  • Some classes and functions to support the above. This code is for internal use of the CMake machinery to build and set up the test binaries, and to customize Google Test to suit our environment.
  • Simple framework for building tests that check the results against reference data that is generated by the same test code. This can be used if it is not easy to verify the results of the code with C/C++ code alone, but manual inspection of the results is manageable. The general approach is documented on the Doxygen page on using the reference data.

In addition to src/testutils/, some of the module test directories may provide reusable test code that is used in higher-level tests. For example, the src/gromacs/analysisdata/tests/ provides test fixtures, a mock implementation for gmx::IAnalysisDataModule, and some helper classes that are also used in src/gromacs/trajectoryanalysis/tests/. These cases are handled using CMake object libraries that are linked to all the test binaries that need them.

Getting started with new tests

To start working with new tests, you should first read the Google Test documentation to get a basic understanding of the testing framework, and read the above description to understand how the tests are organized in GROMACS. It is not necessary to understand all the details, but an overall understanding helps to get started.

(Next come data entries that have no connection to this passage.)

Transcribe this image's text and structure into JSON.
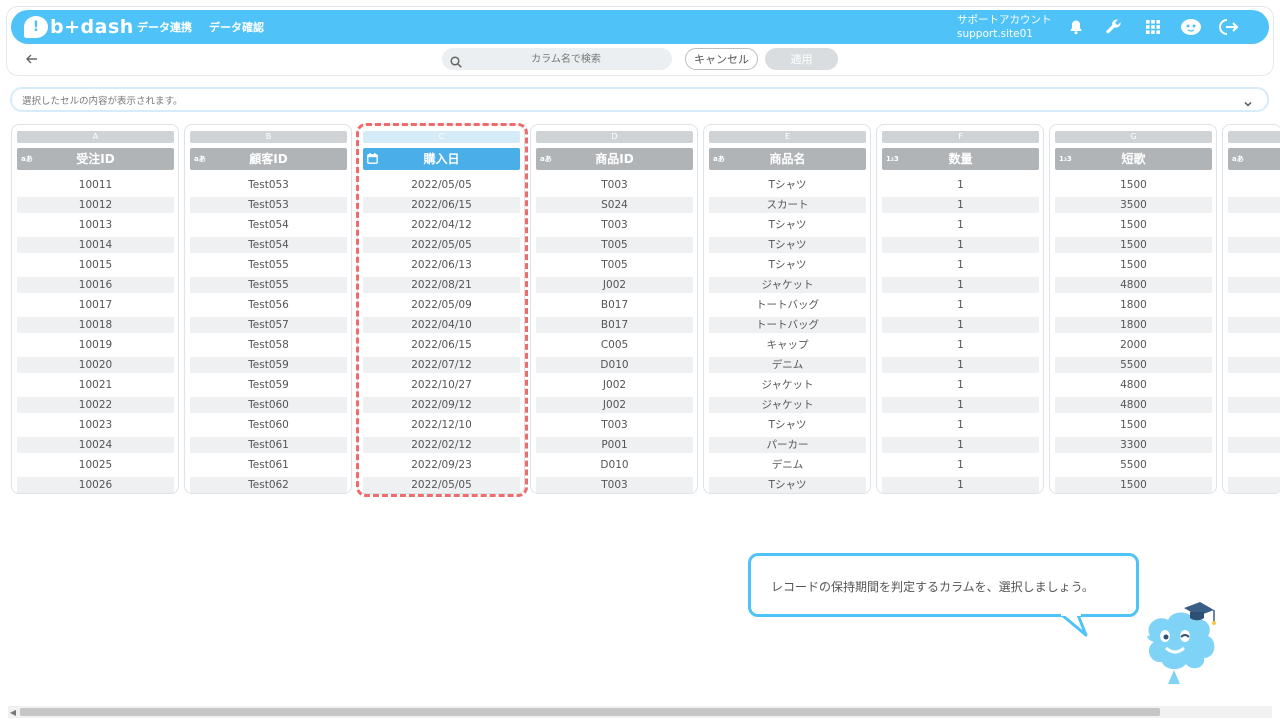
{
  "app": {
    "logo_text": "b+dash",
    "logo_mark": "!"
  },
  "nav": [
    {
      "label": "データ連携"
    },
    {
      "label": "データ確認"
    }
  ],
  "account": {
    "name": "サポートアカウント",
    "id": "support.site01"
  },
  "toolbar": {
    "search_placeholder": "カラム名で検索",
    "cancel_label": "キャンセル",
    "apply_label": "適用"
  },
  "cell_preview": {
    "text": "選択したセルの内容が表示されます。"
  },
  "columns": [
    {
      "letter": "A",
      "name": "受注ID",
      "type": "aあ",
      "values": [
        "10011",
        "10012",
        "10013",
        "10014",
        "10015",
        "10016",
        "10017",
        "10018",
        "10019",
        "10020",
        "10021",
        "10022",
        "10023",
        "10024",
        "10025",
        "10026"
      ]
    },
    {
      "letter": "B",
      "name": "顧客ID",
      "type": "aあ",
      "values": [
        "Test053",
        "Test053",
        "Test054",
        "Test054",
        "Test055",
        "Test055",
        "Test056",
        "Test057",
        "Test058",
        "Test059",
        "Test059",
        "Test060",
        "Test060",
        "Test061",
        "Test061",
        "Test062"
      ]
    },
    {
      "letter": "C",
      "name": "購入日",
      "type": "calendar",
      "selected": true,
      "values": [
        "2022/05/05",
        "2022/06/15",
        "2022/04/12",
        "2022/05/05",
        "2022/06/13",
        "2022/08/21",
        "2022/05/09",
        "2022/04/10",
        "2022/06/15",
        "2022/07/12",
        "2022/10/27",
        "2022/09/12",
        "2022/12/10",
        "2022/02/12",
        "2022/09/23",
        "2022/05/05"
      ]
    },
    {
      "letter": "D",
      "name": "商品ID",
      "type": "aあ",
      "values": [
        "T003",
        "S024",
        "T003",
        "T005",
        "T005",
        "J002",
        "B017",
        "B017",
        "C005",
        "D010",
        "J002",
        "J002",
        "T003",
        "P001",
        "D010",
        "T003"
      ]
    },
    {
      "letter": "E",
      "name": "商品名",
      "type": "aあ",
      "values": [
        "Tシャツ",
        "スカート",
        "Tシャツ",
        "Tシャツ",
        "Tシャツ",
        "ジャケット",
        "トートバッグ",
        "トートバッグ",
        "キャップ",
        "デニム",
        "ジャケット",
        "ジャケット",
        "Tシャツ",
        "パーカー",
        "デニム",
        "Tシャツ"
      ]
    },
    {
      "letter": "F",
      "name": "数量",
      "type": "1₂3",
      "values": [
        "1",
        "1",
        "1",
        "1",
        "1",
        "1",
        "1",
        "1",
        "1",
        "1",
        "1",
        "1",
        "1",
        "1",
        "1",
        "1"
      ]
    },
    {
      "letter": "G",
      "name": "短歌",
      "type": "1₂3",
      "values": [
        "1500",
        "3500",
        "1500",
        "1500",
        "1500",
        "4800",
        "1800",
        "1800",
        "2000",
        "5500",
        "4800",
        "4800",
        "1500",
        "3300",
        "5500",
        "1500"
      ]
    },
    {
      "letter": "",
      "name": "",
      "type": "aあ",
      "values": [
        "",
        "",
        "",
        "",
        "",
        "",
        "",
        "",
        "",
        "",
        "",
        "",
        "",
        "",
        "",
        ""
      ]
    }
  ],
  "guide": {
    "message": "レコードの保持期間を判定するカラムを、選択しましょう。"
  },
  "colors": {
    "brand": "#4fc3f7",
    "selected_header": "#4aaee8",
    "highlight_outline": "#ee6c6c"
  }
}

Writing a basic test is straightforward, and you can look at existing tests for examples. The existing tests have a varying level of complexity, so here are some pointers to find tests that use certain functionality:

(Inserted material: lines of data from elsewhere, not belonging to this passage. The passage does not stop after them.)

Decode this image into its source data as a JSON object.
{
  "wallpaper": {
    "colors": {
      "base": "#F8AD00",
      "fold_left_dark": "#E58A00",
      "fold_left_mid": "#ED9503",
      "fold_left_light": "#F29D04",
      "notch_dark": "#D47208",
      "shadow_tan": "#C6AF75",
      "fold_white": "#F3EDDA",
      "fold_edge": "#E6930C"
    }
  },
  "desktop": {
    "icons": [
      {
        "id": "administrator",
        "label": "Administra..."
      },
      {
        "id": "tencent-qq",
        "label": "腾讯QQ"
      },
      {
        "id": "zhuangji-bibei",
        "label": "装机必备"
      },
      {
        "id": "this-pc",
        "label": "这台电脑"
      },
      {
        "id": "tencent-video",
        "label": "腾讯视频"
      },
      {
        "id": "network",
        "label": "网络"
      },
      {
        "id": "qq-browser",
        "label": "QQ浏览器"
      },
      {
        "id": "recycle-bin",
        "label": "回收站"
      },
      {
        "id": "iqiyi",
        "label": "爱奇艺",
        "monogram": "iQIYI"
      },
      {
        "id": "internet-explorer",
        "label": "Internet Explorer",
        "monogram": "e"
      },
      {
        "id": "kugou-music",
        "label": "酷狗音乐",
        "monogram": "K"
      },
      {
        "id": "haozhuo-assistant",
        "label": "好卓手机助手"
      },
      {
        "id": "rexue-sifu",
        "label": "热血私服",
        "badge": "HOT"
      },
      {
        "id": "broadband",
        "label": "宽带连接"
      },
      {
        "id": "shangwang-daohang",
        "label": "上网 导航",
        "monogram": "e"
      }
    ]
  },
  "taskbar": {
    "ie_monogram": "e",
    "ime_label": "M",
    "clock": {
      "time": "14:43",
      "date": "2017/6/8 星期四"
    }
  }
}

  • src/gromacs/utility/tests/stringutil.cpp contains very simple tests for functions. These do not use any fancy functionality, only plain Google Test assertions. The only thing required for these tests is the TEST() macro and the block following it, plus headers required to make them compile.
  • The same file contains also simple tests using the reference framework to check line wrapping (the tests for gmx::TextLineWrapper). The test fixture for these tests is in src/testutils/stringtest.h/.cpp. The string test fixture also demonstrates how to add a custom command line option to the test binary to influence the test execution.
  • src/gromacs/selection/tests/ contains more complex use of the reference framework. This is the code the reference framework was originally written for. src/gromacs/selection/tests/selectioncollection.cpp is the main file to look at.
  • For more complex tests that do not use the reference framework, but instead do more complex verification in code, you can look at src/gromacs/selection/tests/nbsearch.cpp.
  • For complex tests with mock-up classes and the reference framework, you can look at src/gromacs/analysisdata/tests/.

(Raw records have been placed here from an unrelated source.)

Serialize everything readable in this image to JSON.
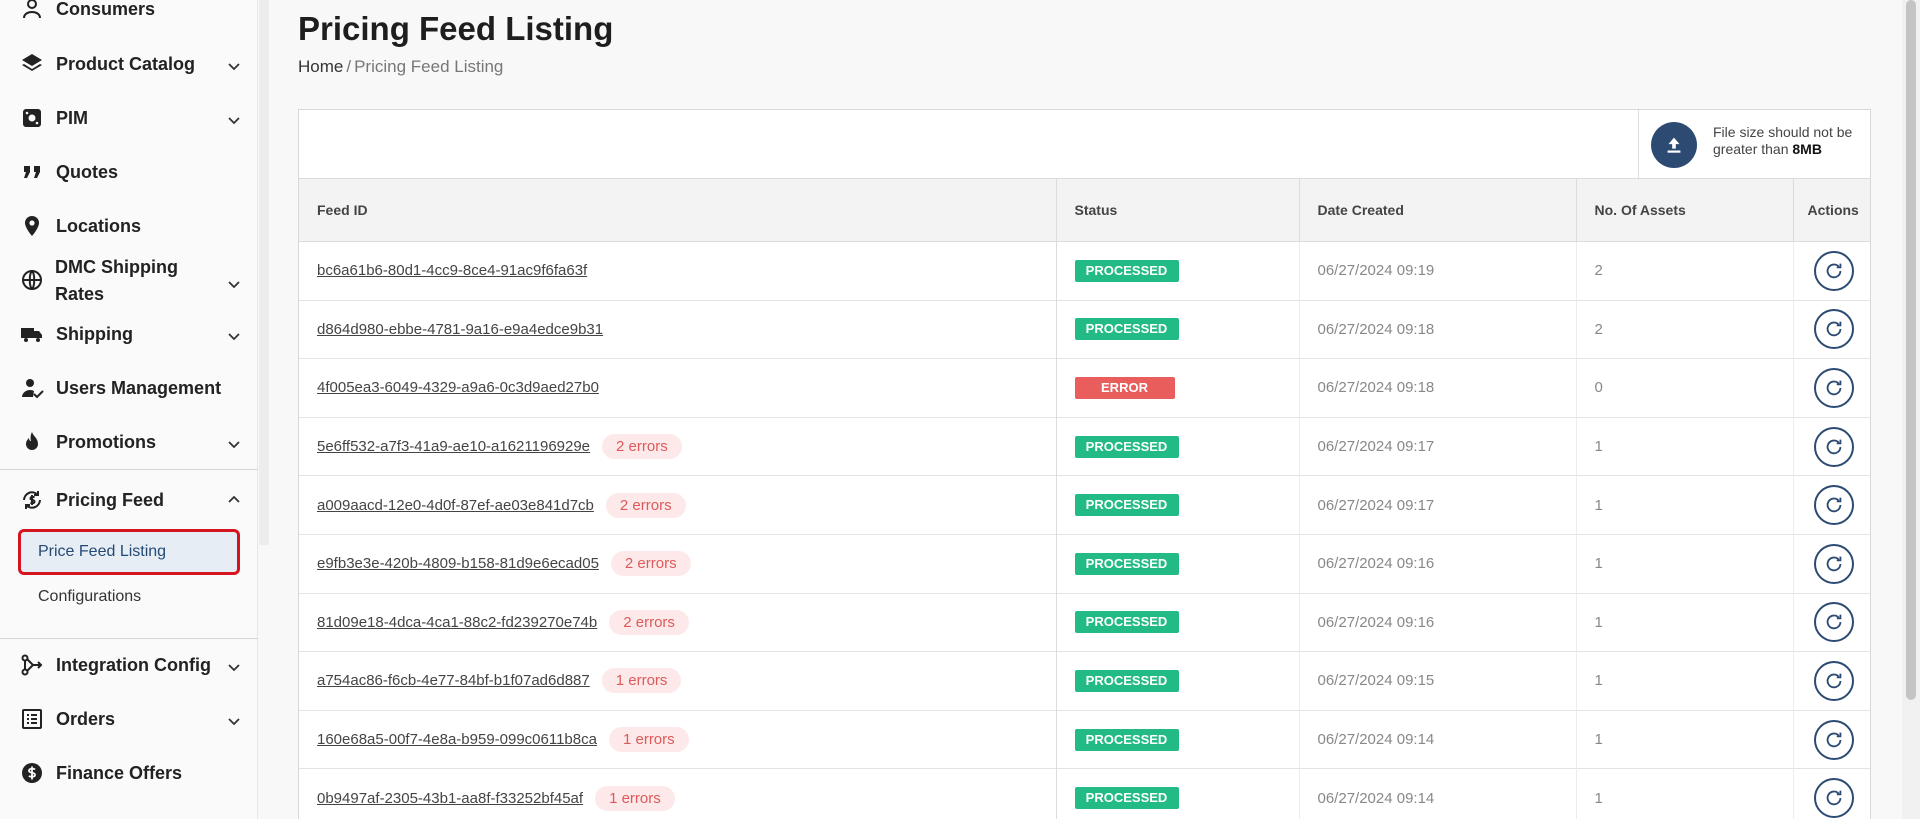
{
  "sidebar": {
    "items": [
      {
        "label": "Consumers",
        "icon": "user-icon",
        "chevron": false
      },
      {
        "label": "Product Catalog",
        "icon": "layers-icon",
        "chevron": true
      },
      {
        "label": "PIM",
        "icon": "pim-icon",
        "chevron": true
      },
      {
        "label": "Quotes",
        "icon": "quote-icon",
        "chevron": false
      },
      {
        "label": "Locations",
        "icon": "location-pin-icon",
        "chevron": false
      },
      {
        "label": "DMC Shipping Rates",
        "label_line1": "DMC Shipping",
        "label_line2": "Rates",
        "icon": "globe-icon",
        "chevron": true
      },
      {
        "label": "Shipping",
        "icon": "truck-icon",
        "chevron": true
      },
      {
        "label": "Users Management",
        "icon": "user-check-icon",
        "chevron": false
      },
      {
        "label": "Promotions",
        "icon": "fire-icon",
        "chevron": true
      },
      {
        "label": "Pricing Feed",
        "icon": "dollar-cycle-icon",
        "chevron": true,
        "expanded": true
      },
      {
        "label": "Integration Config",
        "icon": "integration-icon",
        "chevron": true
      },
      {
        "label": "Orders",
        "icon": "list-icon",
        "chevron": true
      },
      {
        "label": "Finance Offers",
        "icon": "dollar-circle-icon",
        "chevron": false
      }
    ],
    "sub_items": [
      {
        "label": "Price Feed Listing",
        "active": true
      },
      {
        "label": "Configurations",
        "active": false
      }
    ]
  },
  "page": {
    "title": "Pricing Feed Listing",
    "breadcrumb_home": "Home",
    "breadcrumb_sep": "/",
    "breadcrumb_current": "Pricing Feed Listing"
  },
  "upload": {
    "note_prefix": "File size should not be greater than",
    "note_limit": "8MB"
  },
  "table": {
    "headers": [
      "Feed ID",
      "Status",
      "Date Created",
      "No. Of Assets",
      "Actions"
    ],
    "rows": [
      {
        "id": "bc6a61b6-80d1-4cc9-8ce4-91ac9f6fa63f",
        "errors": "",
        "status": "PROCESSED",
        "date": "06/27/2024 09:19",
        "assets": "2"
      },
      {
        "id": "d864d980-ebbe-4781-9a16-e9a4edce9b31",
        "errors": "",
        "status": "PROCESSED",
        "date": "06/27/2024 09:18",
        "assets": "2"
      },
      {
        "id": "4f005ea3-6049-4329-a9a6-0c3d9aed27b0",
        "errors": "",
        "status": "ERROR",
        "date": "06/27/2024 09:18",
        "assets": "0"
      },
      {
        "id": "5e6ff532-a7f3-41a9-ae10-a1621196929e",
        "errors": "2 errors",
        "status": "PROCESSED",
        "date": "06/27/2024 09:17",
        "assets": "1"
      },
      {
        "id": "a009aacd-12e0-4d0f-87ef-ae03e841d7cb",
        "errors": "2 errors",
        "status": "PROCESSED",
        "date": "06/27/2024 09:17",
        "assets": "1"
      },
      {
        "id": "e9fb3e3e-420b-4809-b158-81d9e6ecad05",
        "errors": "2 errors",
        "status": "PROCESSED",
        "date": "06/27/2024 09:16",
        "assets": "1"
      },
      {
        "id": "81d09e18-4dca-4ca1-88c2-fd239270e74b",
        "errors": "2 errors",
        "status": "PROCESSED",
        "date": "06/27/2024 09:16",
        "assets": "1"
      },
      {
        "id": "a754ac86-f6cb-4e77-84bf-b1f07ad6d887",
        "errors": "1 errors",
        "status": "PROCESSED",
        "date": "06/27/2024 09:15",
        "assets": "1"
      },
      {
        "id": "160e68a5-00f7-4e8a-b959-099c0611b8ca",
        "errors": "1 errors",
        "status": "PROCESSED",
        "date": "06/27/2024 09:14",
        "assets": "1"
      },
      {
        "id": "0b9497af-2305-43b1-aa8f-f33252bf45af",
        "errors": "1 errors",
        "status": "PROCESSED",
        "date": "06/27/2024 09:14",
        "assets": "1"
      }
    ]
  },
  "colors": {
    "accent": "#2c4a72",
    "processed": "#22bb85",
    "error": "#ea5d5d",
    "active_outline": "#d6141f"
  }
}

Here are some things to keep in mind when working with the unit tests:

  • Try to keep the execution time for the tests as short as possible, while covering the most important paths in the code under test. Generally, tests should take seconds instead of minutes to run, so that no one needs to hesitate before running the tests after they have done some changes. Long-running tests should go somewhere else than in the unit test set. Note that Jenkins runs many of the tests under Valgrind, so heavy tests are going to slow down also that part of the verification.
  • Try to produce useful messages when a test assertion fails. The assertion message should tell what went wrong, with no need to run the test itself under a debugger (e.g., if the assertion is within a loop, and the loop index is relevant for understanding why the assertion fails, it should be included in the message). Even better if even a user can understand what goes wrong, but the main audience for the messages is the developer who caused the test to fail.